Cette manière de raconter une histoire à travers deux personnages est ahurissante. Si cette méthode peut s’avérer amusante pour un film ou un livre, elle prend carrément toute son ampleur dans un jeu vidéo, à tel point qu’il en devient étonnant que cette idée n’est pas été tellement reprise. En se basant sur l’œuvre de Edgar Allan Poe, les créateurs ne s’y sont pas trompés, l’esprit des recueils y est parfaitement rendu, poussant la qualité jusqu’à dépasser le maître. Si The Dark Eye pouvait faire partie de l’œuvre de Edgar Allan Poe, nul doute qu’elle en serait une œuvre majeure.

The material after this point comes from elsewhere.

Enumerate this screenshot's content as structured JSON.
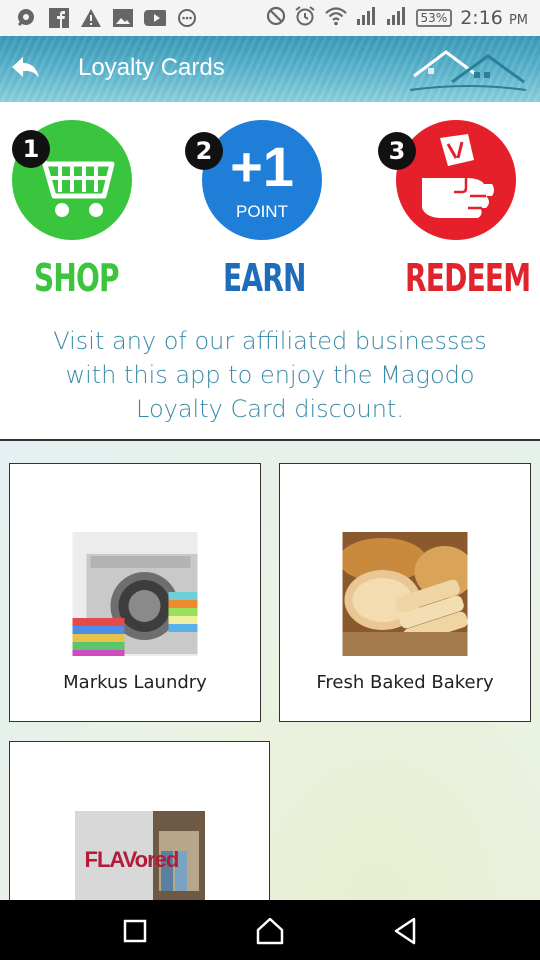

Mais je garde le meilleur pour la fin : l’univers. Ainsi, les personnages sont des marionnettes, caricaturales, non pas modélisées en 3D, mais entièrement faites, puis retranscrites dans le jeu, en les ayant filmées ou prises en photos. Si cette idée peut paraître étrange, elle révèle toute sa force grâce aux personnages, qui sont tous caricaturaux, qui sont tous de vrais marionnettes. Même leurs gestes sont caricaturaux, tout comme leurs dialogues. Et pourtant, on pourrait croire qu’un dialogue caricatural serait grotesque, mais il révèle en fait tout son coté humain de cette manière. A l’excellente qualité du doublage donc, de confirmer ce fait. L’immersion dans cet univers en devient forte. Le jeu ne fait cependant pas dans la surenchère, ainsi, il n’y a pas de violence « picturale ». De la violence morale, mais pas de sang, de corps mutilés, de gore. C’est une violence en parfait accord avec l’univers imposé. Le jeu n’est pas malsain, mais met mal à l’aise.
Je crois qu’on peut dire, que The Dark Eye explore une voie du jeu vidéo qui n’a jamais été exploitée, et qui ne l’est pas non plus aujourd’hui. The Dark Eye en devient ainsi un jeu très particulier dans l’univers du jeu vidéo, si bien que je vous conseille d’y jouer, ne serait ce que pour constater le potentiel scénaristique que peuvent avoir les jeux vidéo.
Print Print | Sitemap
© Russell Lees